- TASK TO COMPLETE -
Reproduce the entries. Match every word.

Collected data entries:
+ + +

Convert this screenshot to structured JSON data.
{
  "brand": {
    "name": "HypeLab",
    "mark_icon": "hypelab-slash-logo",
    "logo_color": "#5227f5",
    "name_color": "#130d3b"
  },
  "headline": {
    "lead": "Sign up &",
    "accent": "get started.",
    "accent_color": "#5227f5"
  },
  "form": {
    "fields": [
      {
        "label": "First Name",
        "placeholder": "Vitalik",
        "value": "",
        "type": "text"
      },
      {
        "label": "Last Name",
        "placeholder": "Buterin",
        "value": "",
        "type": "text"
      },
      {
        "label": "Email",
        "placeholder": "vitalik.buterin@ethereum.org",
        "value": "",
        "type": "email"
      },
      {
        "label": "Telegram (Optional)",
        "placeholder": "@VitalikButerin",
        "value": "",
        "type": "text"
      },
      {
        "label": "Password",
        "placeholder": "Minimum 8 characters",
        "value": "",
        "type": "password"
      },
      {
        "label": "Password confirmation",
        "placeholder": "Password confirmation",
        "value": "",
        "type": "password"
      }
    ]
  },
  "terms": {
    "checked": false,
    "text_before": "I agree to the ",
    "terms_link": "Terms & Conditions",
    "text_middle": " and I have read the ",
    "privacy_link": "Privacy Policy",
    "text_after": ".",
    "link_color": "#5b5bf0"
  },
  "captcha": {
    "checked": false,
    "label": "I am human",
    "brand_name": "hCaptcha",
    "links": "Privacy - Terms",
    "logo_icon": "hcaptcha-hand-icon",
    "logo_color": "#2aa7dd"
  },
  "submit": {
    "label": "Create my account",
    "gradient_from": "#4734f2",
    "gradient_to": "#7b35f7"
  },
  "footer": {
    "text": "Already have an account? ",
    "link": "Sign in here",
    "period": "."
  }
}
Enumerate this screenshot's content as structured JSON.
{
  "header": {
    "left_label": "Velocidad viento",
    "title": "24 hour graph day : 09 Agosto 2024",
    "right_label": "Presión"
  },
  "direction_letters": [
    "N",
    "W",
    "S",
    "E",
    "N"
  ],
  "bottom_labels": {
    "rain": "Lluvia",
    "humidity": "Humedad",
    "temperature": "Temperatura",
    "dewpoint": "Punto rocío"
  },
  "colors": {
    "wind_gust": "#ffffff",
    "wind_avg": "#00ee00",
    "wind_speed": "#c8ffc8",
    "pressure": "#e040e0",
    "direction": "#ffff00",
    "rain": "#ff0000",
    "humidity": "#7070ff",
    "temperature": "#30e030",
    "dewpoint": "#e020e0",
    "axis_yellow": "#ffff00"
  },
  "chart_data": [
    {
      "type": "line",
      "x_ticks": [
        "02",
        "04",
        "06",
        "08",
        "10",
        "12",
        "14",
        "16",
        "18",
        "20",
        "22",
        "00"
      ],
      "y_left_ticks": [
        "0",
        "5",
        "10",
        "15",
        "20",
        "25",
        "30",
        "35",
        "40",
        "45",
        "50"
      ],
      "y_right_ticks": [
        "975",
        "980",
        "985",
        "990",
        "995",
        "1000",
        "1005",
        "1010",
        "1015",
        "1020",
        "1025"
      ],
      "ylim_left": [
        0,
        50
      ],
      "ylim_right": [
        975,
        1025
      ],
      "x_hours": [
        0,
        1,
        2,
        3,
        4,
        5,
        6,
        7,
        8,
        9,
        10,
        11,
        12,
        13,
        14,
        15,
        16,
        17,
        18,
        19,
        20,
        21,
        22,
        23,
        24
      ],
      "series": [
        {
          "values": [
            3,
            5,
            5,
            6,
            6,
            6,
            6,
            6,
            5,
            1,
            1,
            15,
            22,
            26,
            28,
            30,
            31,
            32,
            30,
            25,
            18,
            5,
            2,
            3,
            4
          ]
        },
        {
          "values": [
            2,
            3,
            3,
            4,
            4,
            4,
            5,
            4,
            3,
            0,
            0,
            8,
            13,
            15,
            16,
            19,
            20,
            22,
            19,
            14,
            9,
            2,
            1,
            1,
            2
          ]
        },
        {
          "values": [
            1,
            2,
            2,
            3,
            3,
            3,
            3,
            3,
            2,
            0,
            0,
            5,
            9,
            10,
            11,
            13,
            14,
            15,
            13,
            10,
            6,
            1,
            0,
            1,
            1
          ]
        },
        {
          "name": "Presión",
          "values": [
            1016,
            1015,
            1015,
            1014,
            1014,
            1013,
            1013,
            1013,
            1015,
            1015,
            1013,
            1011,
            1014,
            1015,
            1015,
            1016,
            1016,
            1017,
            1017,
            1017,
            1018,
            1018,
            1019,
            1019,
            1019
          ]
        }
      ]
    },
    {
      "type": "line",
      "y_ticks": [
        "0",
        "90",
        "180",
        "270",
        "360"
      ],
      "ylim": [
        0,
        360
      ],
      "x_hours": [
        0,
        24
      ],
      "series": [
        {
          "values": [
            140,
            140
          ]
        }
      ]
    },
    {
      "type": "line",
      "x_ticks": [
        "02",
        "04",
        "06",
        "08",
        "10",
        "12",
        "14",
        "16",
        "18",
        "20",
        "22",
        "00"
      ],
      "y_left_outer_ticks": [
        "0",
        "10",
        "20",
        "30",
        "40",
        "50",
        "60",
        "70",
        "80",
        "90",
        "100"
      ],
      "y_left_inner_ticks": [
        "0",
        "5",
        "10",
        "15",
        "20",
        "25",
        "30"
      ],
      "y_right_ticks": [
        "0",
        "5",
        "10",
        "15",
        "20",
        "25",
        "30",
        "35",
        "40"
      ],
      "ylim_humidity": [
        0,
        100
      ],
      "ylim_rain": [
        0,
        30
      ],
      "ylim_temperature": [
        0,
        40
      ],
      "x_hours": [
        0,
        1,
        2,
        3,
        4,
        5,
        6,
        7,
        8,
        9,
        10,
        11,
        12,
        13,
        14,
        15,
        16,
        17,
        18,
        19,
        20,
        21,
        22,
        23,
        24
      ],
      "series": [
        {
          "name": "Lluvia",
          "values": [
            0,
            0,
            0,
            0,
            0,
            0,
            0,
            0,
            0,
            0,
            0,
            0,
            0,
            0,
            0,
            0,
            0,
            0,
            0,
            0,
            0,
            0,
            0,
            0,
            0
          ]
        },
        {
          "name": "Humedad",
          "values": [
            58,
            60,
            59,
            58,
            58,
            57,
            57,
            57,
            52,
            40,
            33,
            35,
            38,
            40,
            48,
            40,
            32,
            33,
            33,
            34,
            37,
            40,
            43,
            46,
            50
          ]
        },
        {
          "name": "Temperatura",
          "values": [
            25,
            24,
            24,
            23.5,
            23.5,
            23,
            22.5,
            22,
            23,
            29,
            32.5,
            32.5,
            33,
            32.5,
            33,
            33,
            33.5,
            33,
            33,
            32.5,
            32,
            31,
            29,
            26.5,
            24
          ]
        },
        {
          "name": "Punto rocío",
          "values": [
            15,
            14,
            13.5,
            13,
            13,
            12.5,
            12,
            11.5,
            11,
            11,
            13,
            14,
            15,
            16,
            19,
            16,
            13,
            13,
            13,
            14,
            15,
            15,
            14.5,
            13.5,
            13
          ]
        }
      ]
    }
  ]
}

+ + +

- EXERCISE RESPONSE -
Convert this screenshot to structured JSON data.
{
  "brand": {
    "name": "HypeLab",
    "mark_icon": "hypelab-slash-logo",
    "logo_color": "#5227f5",
    "name_color": "#130d3b"
  },
  "headline": {
    "lead": "Sign up &",
    "accent": "get started.",
    "accent_color": "#5227f5"
  },
  "form": {
    "fields": [
      {
        "label": "First Name",
        "placeholder": "Vitalik",
        "value": "",
        "type": "text"
      },
      {
        "label": "Last Name",
        "placeholder": "Buterin",
        "value": "",
        "type": "text"
      },
      {
        "label": "Email",
        "placeholder": "vitalik.buterin@ethereum.org",
        "value": "",
        "type": "email"
      },
      {
        "label": "Telegram (Optional)",
        "placeholder": "@VitalikButerin",
        "value": "",
        "type": "text"
      },
      {
        "label": "Password",
        "placeholder": "Minimum 8 characters",
        "value": "",
        "type": "password"
      },
      {
        "label": "Password confirmation",
        "placeholder": "Password confirmation",
        "value": "",
        "type": "password"
      }
    ]
  },
  "terms": {
    "checked": false,
    "text_before": "I agree to the ",
    "terms_link": "Terms & Conditions",
    "text_middle": " and I have read the ",
    "privacy_link": "Privacy Policy",
    "text_after": ".",
    "link_color": "#5b5bf0"
  },
  "captcha": {
    "checked": false,
    "label": "I am human",
    "brand_name": "hCaptcha",
    "links": "Privacy - Terms",
    "logo_icon": "hcaptcha-hand-icon",
    "logo_color": "#2aa7dd"
  },
  "submit": {
    "label": "Create my account",
    "gradient_from": "#4734f2",
    "gradient_to": "#7b35f7"
  },
  "footer": {
    "text": "Already have an account? ",
    "link": "Sign in here",
    "period": "."
  }
}
Enumerate this screenshot's content as structured JSON.
{
  "header": {
    "left_label": "Velocidad viento",
    "title": "24 hour graph day : 09 Agosto 2024",
    "right_label": "Presión"
  },
  "direction_letters": [
    "N",
    "W",
    "S",
    "E",
    "N"
  ],
  "bottom_labels": {
    "rain": "Lluvia",
    "humidity": "Humedad",
    "temperature": "Temperatura",
    "dewpoint": "Punto rocío"
  },
  "colors": {
    "wind_gust": "#ffffff",
    "wind_avg": "#00ee00",
    "wind_speed": "#c8ffc8",
    "pressure": "#e040e0",
    "direction": "#ffff00",
    "rain": "#ff0000",
    "humidity": "#7070ff",
    "temperature": "#30e030",
    "dewpoint": "#e020e0",
    "axis_yellow": "#ffff00"
  },
  "chart_data": [
    {
      "type": "line",
      "x_ticks": [
        "02",
        "04",
        "06",
        "08",
        "10",
        "12",
        "14",
        "16",
        "18",
        "20",
        "22",
        "00"
      ],
      "y_left_ticks": [
        "0",
        "5",
        "10",
        "15",
        "20",
        "25",
        "30",
        "35",
        "40",
        "45",
        "50"
      ],
      "y_right_ticks": [
        "975",
        "980",
        "985",
        "990",
        "995",
        "1000",
        "1005",
        "1010",
        "1015",
        "1020",
        "1025"
      ],
      "ylim_left": [
        0,
        50
      ],
      "ylim_right": [
        975,
        1025
      ],
      "x_hours": [
        0,
        1,
        2,
        3,
        4,
        5,
        6,
        7,
        8,
        9,
        10,
        11,
        12,
        13,
        14,
        15,
        16,
        17,
        18,
        19,
        20,
        21,
        22,
        23,
        24
      ],
      "series": [
        {
          "values": [
            3,
            5,
            5,
            6,
            6,
            6,
            6,
            6,
            5,
            1,
            1,
            15,
            22,
            26,
            28,
            30,
            31,
            32,
            30,
            25,
            18,
            5,
            2,
            3,
            4
          ]
        },
        {
          "values": [
            2,
            3,
            3,
            4,
            4,
            4,
            5,
            4,
            3,
            0,
            0,
            8,
            13,
            15,
            16,
            19,
            20,
            22,
            19,
            14,
            9,
            2,
            1,
            1,
            2
          ]
        },
        {
          "values": [
            1,
            2,
            2,
            3,
            3,
            3,
            3,
            3,
            2,
            0,
            0,
            5,
            9,
            10,
            11,
            13,
            14,
            15,
            13,
            10,
            6,
            1,
            0,
            1,
            1
          ]
        },
        {
          "name": "Presión",
          "values": [
            1016,
            1015,
            1015,
            1014,
            1014,
            1013,
            1013,
            1013,
            1015,
            1015,
            1013,
            1011,
            1014,
            1015,
            1015,
            1016,
            1016,
            1017,
            1017,
            1017,
            1018,
            1018,
            1019,
            1019,
            1019
          ]
        }
      ]
    },
    {
      "type": "line",
      "y_ticks": [
        "0",
        "90",
        "180",
        "270",
        "360"
      ],
      "ylim": [
        0,
        360
      ],
      "x_hours": [
        0,
        24
      ],
      "series": [
        {
          "values": [
            140,
            140
          ]
        }
      ]
    },
    {
      "type": "line",
      "x_ticks": [
        "02",
        "04",
        "06",
        "08",
        "10",
        "12",
        "14",
        "16",
        "18",
        "20",
        "22",
        "00"
      ],
      "y_left_outer_ticks": [
        "0",
        "10",
        "20",
        "30",
        "40",
        "50",
        "60",
        "70",
        "80",
        "90",
        "100"
      ],
      "y_left_inner_ticks": [
        "0",
        "5",
        "10",
        "15",
        "20",
        "25",
        "30"
      ],
      "y_right_ticks": [
        "0",
        "5",
        "10",
        "15",
        "20",
        "25",
        "30",
        "35",
        "40"
      ],
      "ylim_humidity": [
        0,
        100
      ],
      "ylim_rain": [
        0,
        30
      ],
      "ylim_temperature": [
        0,
        40
      ],
      "x_hours": [
        0,
        1,
        2,
        3,
        4,
        5,
        6,
        7,
        8,
        9,
        10,
        11,
        12,
        13,
        14,
        15,
        16,
        17,
        18,
        19,
        20,
        21,
        22,
        23,
        24
      ],
      "series": [
        {
          "name": "Lluvia",
          "values": [
            0,
            0,
            0,
            0,
            0,
            0,
            0,
            0,
            0,
            0,
            0,
            0,
            0,
            0,
            0,
            0,
            0,
            0,
            0,
            0,
            0,
            0,
            0,
            0,
            0
          ]
        },
        {
          "name": "Humedad",
          "values": [
            58,
            60,
            59,
            58,
            58,
            57,
            57,
            57,
            52,
            40,
            33,
            35,
            38,
            40,
            48,
            40,
            32,
            33,
            33,
            34,
            37,
            40,
            43,
            46,
            50
          ]
        },
        {
          "name": "Temperatura",
          "values": [
            25,
            24,
            24,
            23.5,
            23.5,
            23,
            22.5,
            22,
            23,
            29,
            32.5,
            32.5,
            33,
            32.5,
            33,
            33,
            33.5,
            33,
            33,
            32.5,
            32,
            31,
            29,
            26.5,
            24
          ]
        },
        {
          "name": "Punto rocío",
          "values": [
            15,
            14,
            13.5,
            13,
            13,
            12.5,
            12,
            11.5,
            11,
            11,
            13,
            14,
            15,
            16,
            19,
            16,
            13,
            13,
            13,
            14,
            15,
            15,
            14.5,
            13.5,
            13
          ]
        }
      ]
    }
  ]
}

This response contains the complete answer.